During summer as many vegetable crops mature, their growth is little affected by growing weeds. Ripening of onions may even be helped by weeds that take nutrients and help onion bulbs to stop growing.
But in the longer scheme of things, weeds that are allowed to grow freely cause two major problems. Firstly they risk setting seed. Each plot has its own specialities, here I find that groundsel is the quickest to flower and then distribute hundreds of new seeds. Just a handful of plants doing that will make extra work for years after. Secondly the roots of perennials such as dandelions, bindweed, couch grass and buttercup will grow stronger if their roots are fed by leaves that are given free rein.
So I really recommend that you keep on top of weeds at all times. At the moment I go hunting for them amongst squash, asparagus, climbing beans, beetroot and parsnips, which are all in full growth themselves and look clean.
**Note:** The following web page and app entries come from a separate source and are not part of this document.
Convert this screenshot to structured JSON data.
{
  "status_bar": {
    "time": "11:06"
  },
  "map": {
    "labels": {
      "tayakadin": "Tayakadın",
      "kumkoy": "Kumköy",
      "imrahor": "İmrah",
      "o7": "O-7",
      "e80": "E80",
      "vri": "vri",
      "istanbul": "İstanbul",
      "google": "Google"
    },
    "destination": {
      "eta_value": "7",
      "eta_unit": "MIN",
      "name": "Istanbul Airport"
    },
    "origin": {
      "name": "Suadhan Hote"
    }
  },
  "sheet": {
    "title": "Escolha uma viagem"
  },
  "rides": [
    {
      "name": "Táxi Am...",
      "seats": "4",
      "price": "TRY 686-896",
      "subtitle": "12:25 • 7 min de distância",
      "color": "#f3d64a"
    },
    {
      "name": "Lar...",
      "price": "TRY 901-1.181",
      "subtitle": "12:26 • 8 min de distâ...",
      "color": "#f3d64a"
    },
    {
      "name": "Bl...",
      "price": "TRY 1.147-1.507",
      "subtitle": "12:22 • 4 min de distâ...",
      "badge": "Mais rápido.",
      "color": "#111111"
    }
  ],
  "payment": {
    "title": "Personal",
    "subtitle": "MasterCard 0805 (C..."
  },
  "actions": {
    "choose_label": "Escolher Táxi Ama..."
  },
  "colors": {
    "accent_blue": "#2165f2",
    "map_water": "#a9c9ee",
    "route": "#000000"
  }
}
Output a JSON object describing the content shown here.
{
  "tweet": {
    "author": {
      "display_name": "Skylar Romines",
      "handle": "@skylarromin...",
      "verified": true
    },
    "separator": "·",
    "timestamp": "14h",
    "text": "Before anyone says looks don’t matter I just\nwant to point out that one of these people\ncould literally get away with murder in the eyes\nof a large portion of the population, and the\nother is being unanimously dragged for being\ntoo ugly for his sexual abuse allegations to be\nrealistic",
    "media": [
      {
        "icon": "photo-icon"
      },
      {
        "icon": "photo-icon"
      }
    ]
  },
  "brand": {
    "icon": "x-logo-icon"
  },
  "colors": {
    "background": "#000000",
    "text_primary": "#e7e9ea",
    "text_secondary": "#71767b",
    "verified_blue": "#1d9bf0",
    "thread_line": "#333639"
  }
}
It doesn’t take long to have a look and pull out the odd weed… also I am pulling out any odd grasses that pop up in pathways, thanks to the wet weather.
I have recently removed a piece of carpet from one of my beds. The patch has been covered for about twelve months maybe more and is clear of weeds except for bindweed roots running along the surface. I had to cover some of my plot because it really was too much to manage alone in the beginning.
I intend to cover with compost/manure and experiment with the “no-dig” method but will I need to removed the bindweed roots first?
Yes they do need removing because they are still alive. However, twelve months of no light has weakened them and brought them closer to the surface so removal is easier; I use a trowel to loosen the soil a bit and follow any downward roots to be as thorough as possible, before spreading compost or manure.